Women’s Center hosts cartoonist and ‘Bechdel Test’ creator Alison Bechdel

Alison Bechdel shared her experiences as a lesbian, feminist author during the Margaret Cuninggim Women’s Center annual Lecture on Women in Culture and Society.


Barrie Barto

Crowd fills the community room in Central Library in preparation for Alison Bechdel’s talk, as photographed on Nov. 7, 2022. (Hustler Multimedia/Barrie Barto)

Ava Zins and Abigail Henthorn

The Margaret Cuninggim Women’s Center hosted One to Watch Out For: An Afternoon with Alison Bechdel on Nov. 7, the 2022 Cuninggim Lecture on Women in Culture and Society. The event was co-sponsored by the Department of Gender and Sexuality Studies, the Jean and Alexander Heard Libraries and the Office of Lesbian, Gay, Bisexual, Transgender, Queer, and Intersex Life. 

Bechdel is a cartoonist and author, known for her long-running comic strip “Dykes to Watch out For.” “Fun Home,” Bechdel’s 2004 memoir about her father, received the Time Best Book of the Year award and was adapted into a Broadway musical that won five Tony Awards, including Best Musical. Alison has also been the recipient of the 2012 Guggenheim Fellowship award and the 2014 MacArthur “Genius” Grant. 

“Alison Bechdel being here is a huge deal,” junior and Women’s Center ambassador Omotayo Fasan said. “As a lesbian and as someone who works to promote feminism on campus, I was excited to be part of an event that would represent my community and bring her work to an audience.”

Alison Bechdel shares one of their political cartoons with the audience, as photographed on Nov. 7, 2022. (Hustler Multimedia/Barrie Barto)
Alison Bechdel shares one of their political cartoons with the audience, as photographed on Nov. 7, 2022. (Hustler Multimedia/Barrie Barto) (Barrie Barto)

Most attendees were familiar with Bechdel’s work and were excited for the opportunity to meet her.

“I knew of Alison Bechdel’s work because of the musical ‘Fun Home’ and also the Bechdel Test,” said Maddie Coffey, a first-year graduate student in the Owen School of Business. “I feel like taking advantage of university resources while you’re here is important.”

Bechdel began her presentation by describing the arc of her career and her experience of coming out in the 1980s. She described the impact of other feminist writers, like Adrienne Rich, during her time in college. 

“Adrienne Rich was not required reading for us at that time, she was not on the syllabus, she was totally someone we were reading out of an act of rebellion against our assigned reading that was very out of touch and cut off from reality” said Bechdel. “We were reading Rich because she was talking about something that felt very real, and very exciting.”
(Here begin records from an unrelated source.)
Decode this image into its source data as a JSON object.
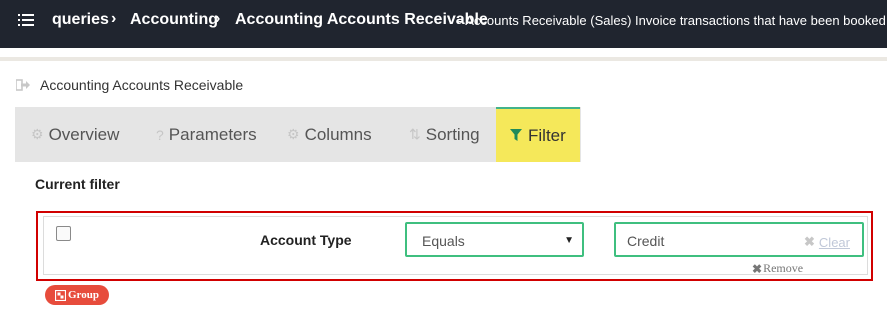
{
  "breadcrumb": {
    "items": [
      "queries",
      "Accounting",
      "Accounting Accounts Receivable"
    ],
    "description": "- Accounts Receivable (Sales) Invoice transactions that have been booked into t"
  },
  "page": {
    "title": "Accounting Accounts Receivable"
  },
  "tabs": [
    {
      "label": "Overview",
      "icon": "gears-icon"
    },
    {
      "label": "Parameters",
      "icon": "question-icon"
    },
    {
      "label": "Columns",
      "icon": "gears-icon"
    },
    {
      "label": "Sorting",
      "icon": "sort-icon"
    },
    {
      "label": "Filter",
      "icon": "filter-icon",
      "active": true
    }
  ],
  "filter": {
    "section_title": "Current filter",
    "row": {
      "field": "Account Type",
      "operator": "Equals",
      "value": "Credit",
      "clear_label": "Clear",
      "remove_label": "Remove"
    },
    "group_label": "Group"
  },
  "colors": {
    "topbar": "#20252f",
    "active_tab": "#f5e85a",
    "accent_green": "#3fbf7f",
    "highlight_red": "#d10000",
    "group_button": "#e74c3c"
  }
}
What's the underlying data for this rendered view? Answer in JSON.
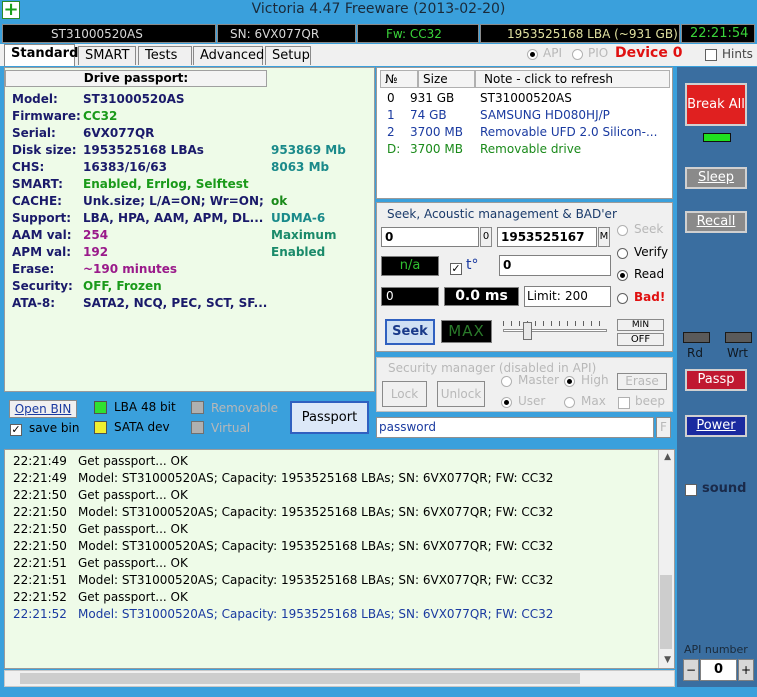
{
  "app": {
    "title": "Victoria 4.47  Freeware (2013-02-20)",
    "icon": "plus-icon"
  },
  "status": {
    "model": "ST31000520AS",
    "sn": "SN: 6VX077QR",
    "fw": "Fw: CC32",
    "lba": "1953525168 LBA (~931 GB)",
    "time": "22:21:54"
  },
  "tabs": [
    "Standard",
    "SMART",
    "Tests",
    "Advanced",
    "Setup"
  ],
  "mode": {
    "api": "API",
    "pio": "PIO",
    "device": "Device 0",
    "hints": "Hints"
  },
  "passport": {
    "header": "Drive passport:",
    "rows": [
      {
        "label": "Model:",
        "value": "ST31000520AS",
        "extra": "",
        "color": "#1a1a6a"
      },
      {
        "label": "Firmware:",
        "value": "CC32",
        "extra": "",
        "color": "#1a9a1a"
      },
      {
        "label": "Serial:",
        "value": "6VX077QR",
        "extra": "",
        "color": "#1a1a6a"
      },
      {
        "label": "Disk size:",
        "value": "1953525168 LBAs",
        "extra": "953869 Mb",
        "color": "#1a1a6a"
      },
      {
        "label": "CHS:",
        "value": "16383/16/63",
        "extra": "8063 Mb",
        "color": "#1a1a6a"
      },
      {
        "label": "SMART:",
        "value": "Enabled, Errlog, Selftest",
        "extra": "",
        "color": "#1a9a1a"
      },
      {
        "label": "CACHE:",
        "value": "Unk.size; L/A=ON; Wr=ON;",
        "extra": "ok",
        "color": "#1a1a6a"
      },
      {
        "label": "Support:",
        "value": "LBA, HPA, AAM, APM, DL...",
        "extra": "UDMA-6",
        "color": "#1a1a6a"
      },
      {
        "label": "AAM val:",
        "value": "254",
        "extra": "Maximum",
        "color": "#9a1a8a"
      },
      {
        "label": "APM val:",
        "value": "192",
        "extra": "Enabled",
        "color": "#9a1a8a"
      },
      {
        "label": "Erase:",
        "value": "~190 minutes",
        "extra": "",
        "color": "#9a1a8a"
      },
      {
        "label": "Security:",
        "value": "OFF, Frozen",
        "extra": "",
        "color": "#1a9a1a"
      },
      {
        "label": "ATA-8:",
        "value": "SATA2, NCQ, PEC, SCT, SF...",
        "extra": "",
        "color": "#1a1a6a"
      }
    ],
    "open_bin": "Open BIN",
    "save_bin": "save bin",
    "lba48": "LBA 48 bit",
    "sata": "SATA dev",
    "removable": "Removable",
    "virtual": "Virtual",
    "passport_btn": "Passport"
  },
  "drives": {
    "headers": [
      "№",
      "Size",
      "Note - click to refresh"
    ],
    "rows": [
      {
        "n": "0",
        "size": "931 GB",
        "note": "ST31000520AS",
        "color": "#000000"
      },
      {
        "n": "1",
        "size": "74 GB",
        "note": "SAMSUNG HD080HJ/P",
        "color": "#1a3aa0"
      },
      {
        "n": "2",
        "size": "3700 MB",
        "note": "Removable UFD 2.0 Silicon-...",
        "color": "#1a3aa0"
      },
      {
        "n": "D:",
        "size": "3700 MB",
        "note": "Removable drive",
        "color": "#1a8a1a"
      }
    ]
  },
  "seek": {
    "title": "Seek, Acoustic management & BAD'er",
    "from": "0",
    "from_btn": "0",
    "to": "1953525167",
    "to_btn": "M",
    "na": "n/a",
    "t_label": "t°",
    "value": "0",
    "counter": "0",
    "ms": "0.0 ms",
    "limit_label": "Limit:",
    "limit": "200",
    "seek_btn": "Seek",
    "max_display": "MAX",
    "min_btn": "MIN",
    "off_btn": "OFF",
    "opt_seek": "Seek",
    "opt_verify": "Verify",
    "opt_read": "Read",
    "opt_bad": "Bad!"
  },
  "security": {
    "title": "Security manager (disabled in API)",
    "lock": "Lock",
    "unlock": "Unlock",
    "master": "Master",
    "high": "High",
    "user": "User",
    "max": "Max",
    "erase": "Erase",
    "beep": "beep",
    "password": "password",
    "f_btn": "F"
  },
  "right": {
    "break_all": "Break All",
    "sleep": "Sleep",
    "recall": "Recall",
    "rd": "Rd",
    "wrt": "Wrt",
    "passp": "Passp",
    "power": "Power",
    "sound": "sound",
    "api_number_label": "API number",
    "api_number": "0",
    "minus": "−",
    "plus": "+"
  },
  "log": [
    {
      "time": "22:21:49",
      "msg": "Get passport... OK",
      "blue": false
    },
    {
      "time": "22:21:49",
      "msg": "Model: ST31000520AS; Capacity: 1953525168 LBAs; SN: 6VX077QR; FW: CC32",
      "blue": false
    },
    {
      "time": "22:21:50",
      "msg": "Get passport... OK",
      "blue": false
    },
    {
      "time": "22:21:50",
      "msg": "Model: ST31000520AS; Capacity: 1953525168 LBAs; SN: 6VX077QR; FW: CC32",
      "blue": false
    },
    {
      "time": "22:21:50",
      "msg": "Get passport... OK",
      "blue": false
    },
    {
      "time": "22:21:50",
      "msg": "Model: ST31000520AS; Capacity: 1953525168 LBAs; SN: 6VX077QR; FW: CC32",
      "blue": false
    },
    {
      "time": "22:21:51",
      "msg": "Get passport... OK",
      "blue": false
    },
    {
      "time": "22:21:51",
      "msg": "Model: ST31000520AS; Capacity: 1953525168 LBAs; SN: 6VX077QR; FW: CC32",
      "blue": false
    },
    {
      "time": "22:21:52",
      "msg": "Get passport... OK",
      "blue": false
    },
    {
      "time": "22:21:52",
      "msg": "Model: ST31000520AS; Capacity: 1953525168 LBAs; SN: 6VX077QR; FW: CC32",
      "blue": true
    }
  ]
}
Bechdel explained that, in 1983, she began writing and drawing what would become a centerpiece in various gay and lesbian publications across the United States. 

“When I started drawing ‘Dykes To Watch Out For,’ my mission was very explicit: I wanted to take up Rich’s challenge to name the unnamed, to depict the undepicted,” said Bechdel. “For so long our lives had to be kept invisible. I was determined to reverse that, to be very honest and open, to tell the truth about our lives.”

Bechdel said she stopped drawing the strip in 2008 after 25 years because she “no longer felt it was necessary.” Bechdel began working on a graphic memoir titled “Fun Home,” which was about Bechdel’s father’s suicide following her coming out in her junior year of college and would become the first of her three books.

“I felt like I really needed to tell this story, to write it, that writing about it would not just be helpful for me, but maybe other people too,” Bechdel said. 

Bechdel also spoke about her second release “Are You My Mother?” a memoir about Bechdel’s relationship with her mother. In writing the memoir, Bechdel explained the emotional impacts of making her relationship with her mother public.

“This was a really critical process [that resulted in] the deepest kind of political act–the act of self-liberation,” Bechdel said. 

Bechdel ended the talk by discussing her latest book release, “The Secret to Superhuman Strength,” which was published in 2021 and focuses on her quest for transcendence through physical exercise.

“This book feels to me like a natural progression of my investigation into my sole subject: myself,” Bechdel said.  “This book is about my effort to get to that next stage, the stage of forgetting the self and being with others.”

According to Bechdel, her previous books focused on better understanding herself and what it meant to be an individual. Her third and newest project, she explained, centers the understanding of self “as something that can be let go of.”

Bechdel closed the lecture with a Q&A session, addressing questions from audience members regarding the presence of neurodivergence in her work and the healing power of writing.